It was the green knickers that did it. Hoisted high on porn-star hips, they struck a bum note among the yards of pink flesh. Whatever triple-X website Thomas Ruff cribbed the woman in nudes sh02 (2001) from, we can be pretty sure that her underwear - the colour and texture of cartoon frogs - came from Photoshop rather than Victoria's Secrets. Blown up a metre high, Ruff blurred and scumbled the original image, the high-res plasticity of porn giving way to a surface that's half painterly swooshes, half surveillance camera miasma. As a device for calling attention to the formal beauty of the source material, it only works if we ignore the possibility that shoddy production values are part of Internet porn's erotic charge.
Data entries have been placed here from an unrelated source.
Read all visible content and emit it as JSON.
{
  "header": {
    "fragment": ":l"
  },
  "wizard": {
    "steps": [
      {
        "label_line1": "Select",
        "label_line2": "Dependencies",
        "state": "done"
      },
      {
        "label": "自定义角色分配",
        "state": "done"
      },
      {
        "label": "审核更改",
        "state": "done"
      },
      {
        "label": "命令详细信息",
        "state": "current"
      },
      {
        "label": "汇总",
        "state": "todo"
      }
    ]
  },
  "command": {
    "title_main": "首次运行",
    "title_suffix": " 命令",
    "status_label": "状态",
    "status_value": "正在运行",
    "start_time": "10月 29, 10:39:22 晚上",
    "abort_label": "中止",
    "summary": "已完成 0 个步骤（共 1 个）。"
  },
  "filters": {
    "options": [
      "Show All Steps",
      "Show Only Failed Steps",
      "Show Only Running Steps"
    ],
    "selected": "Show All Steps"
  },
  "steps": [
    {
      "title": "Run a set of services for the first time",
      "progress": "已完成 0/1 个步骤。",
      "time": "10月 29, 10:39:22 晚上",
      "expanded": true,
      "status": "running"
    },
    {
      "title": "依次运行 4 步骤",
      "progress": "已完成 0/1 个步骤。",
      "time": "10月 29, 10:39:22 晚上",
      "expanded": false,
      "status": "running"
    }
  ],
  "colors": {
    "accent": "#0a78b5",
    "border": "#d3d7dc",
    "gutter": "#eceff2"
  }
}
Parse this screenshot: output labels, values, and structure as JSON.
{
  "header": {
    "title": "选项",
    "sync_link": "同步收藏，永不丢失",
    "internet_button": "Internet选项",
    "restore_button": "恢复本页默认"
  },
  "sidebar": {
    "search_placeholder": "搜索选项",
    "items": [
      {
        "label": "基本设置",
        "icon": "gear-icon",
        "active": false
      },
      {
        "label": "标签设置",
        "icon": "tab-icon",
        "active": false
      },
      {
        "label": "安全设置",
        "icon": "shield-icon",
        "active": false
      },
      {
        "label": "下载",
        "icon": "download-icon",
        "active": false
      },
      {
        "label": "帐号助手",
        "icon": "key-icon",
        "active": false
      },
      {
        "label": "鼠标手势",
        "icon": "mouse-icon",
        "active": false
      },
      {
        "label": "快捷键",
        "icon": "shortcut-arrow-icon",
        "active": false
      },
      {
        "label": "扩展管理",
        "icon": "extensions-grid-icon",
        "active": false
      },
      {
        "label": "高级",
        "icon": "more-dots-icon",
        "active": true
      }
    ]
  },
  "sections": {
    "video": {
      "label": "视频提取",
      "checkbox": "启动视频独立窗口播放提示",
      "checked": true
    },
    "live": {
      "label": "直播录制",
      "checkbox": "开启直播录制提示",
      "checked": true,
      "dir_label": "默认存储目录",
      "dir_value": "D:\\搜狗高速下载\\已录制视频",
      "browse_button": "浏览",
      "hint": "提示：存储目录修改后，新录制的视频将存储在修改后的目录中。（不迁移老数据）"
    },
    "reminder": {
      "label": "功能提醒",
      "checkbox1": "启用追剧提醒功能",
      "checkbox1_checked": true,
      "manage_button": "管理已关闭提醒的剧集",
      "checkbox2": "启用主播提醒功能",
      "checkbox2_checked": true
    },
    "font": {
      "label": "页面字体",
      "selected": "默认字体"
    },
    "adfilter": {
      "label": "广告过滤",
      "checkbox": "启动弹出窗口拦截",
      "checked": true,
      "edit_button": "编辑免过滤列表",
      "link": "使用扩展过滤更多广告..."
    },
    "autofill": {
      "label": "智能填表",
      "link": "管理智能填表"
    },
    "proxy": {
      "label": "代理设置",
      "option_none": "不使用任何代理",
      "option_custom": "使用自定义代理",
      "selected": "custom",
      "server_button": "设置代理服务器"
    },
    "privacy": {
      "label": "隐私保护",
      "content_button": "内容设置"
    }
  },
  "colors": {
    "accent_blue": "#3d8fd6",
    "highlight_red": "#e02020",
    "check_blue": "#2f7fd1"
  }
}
This is where the lily-pad pants come in. It's not hard to believe that a dingy, pixillated bust gets a certain type of cyberman hot under the collar, but it's impossible to imagine those green knickers rocking anyone's world.
The most recent work in this mini-retrospective, Ruff's series 'Nudes' (1999-ongoing) continues his probing of the claims made by photographic images to present the 'truth'. In nudes ez03 (1999), the stock suburban furnishings of the readers' wives shoot are transformed into a liquid Morris Louis colour field. The image starts to malfunction without the chain-store normalcy of an Axminster rug, and we realize that despite porn's utilitarian directness, even such low-rent representations depend on a certain visual rhetoric. Ruff's animated smudging of the rutting figures in nudes em08 (2000) disrupts the waxwork stillness of the jazz-mag action shot, where models stop mid-thrust to allow the cameraman to adjust his shutter speed. All porn really shows us is people posing for photos, and Ruff's point is that these staged images only attain a 'truth' in the fantasies they generate. It's an argument underlined by nudes sh02, in which a glamour model sports Kim Basinger's cut'n'pasted head. We're reminded of her role in Curtis Hanson's LA Confidential (1997), where she plays a hooker made up to resemble the actress Veronica Lake. Desire is at ease with this chain of simulation, as long as we can scrunch up our eyes and half believe it's the real thing.
Right now, Postmodern posturing about the nightly news seems pretty shabby, and it's hard not to bring this discomfort to Ruff's series 'Nacht' (Night, 1992-6). Following the Gulf War, Ruff bought an image intensifier and designated Dusseldorf as a 'theatre of war'. Nacht 17 III (1992) shows a cosy cul-de-sac glimpsed through green night vision goggles. Nothing much is going on - a hatchback is parked in the drive, low-level lighting seeps from the upstairs windows as the occupants prepare for bed. The scene is tinged with a certain Silence of the Lambs (1989) paranoia, but a vaguely spooky suburb doesn't really say much about a blitzed Baghdad, stripped of meaning by CNN's instant transmission. A milky house plant targeted by the image intensifier, Nacht 13 II (1993), is much more affecting. The weedy cousin of the pumped-up trees beyond the sitting room window, it's a reminder of the video-game language of the conflict, where the ability to drop a missile down a chimney pipe was treated like a Nintendo expansion pack.
Ruff has commented that 'our image models are the images in the media. My images are not depictions of reality, but show a second reality, the image of the image.' It's a truism that speaks through his 'Zeitungsfotos' series (Newspaper Photos, 1990-1). Headlines and column inches scissored away, these scaled-up photos become the whole story. A kiss from Valentino stands in for love, and protesting kids on a dusty street wrap up 40 years of Palestinian suffering. Ruff's refried media studies seminar feels dispensable, illustrations to worn-out theories. He's more successful when he turns to the stars. A computer-enhanced observatory photo, 22h 00m / -50º (1992) compresses time and space onto a flat, vinyl-black surface. The piece reminds us that light from dead stars speeds towards us at a million miles per second, an oddly comforting thought in a show preoccupied with distortions of history.
Gustave Flaubert described language as a 'cracked kettle on which we beat out tunes for bears to dance to, while all the time we seek to move the stars to pity'. Seen today, Ruff's semiotic explorations only come alive when they touch on the ineffable: desire, fear and looming night skies. Maybe it's the times, but worrying away at ideas of the hyperreal suddenly feels like old news.
First published in Issue 64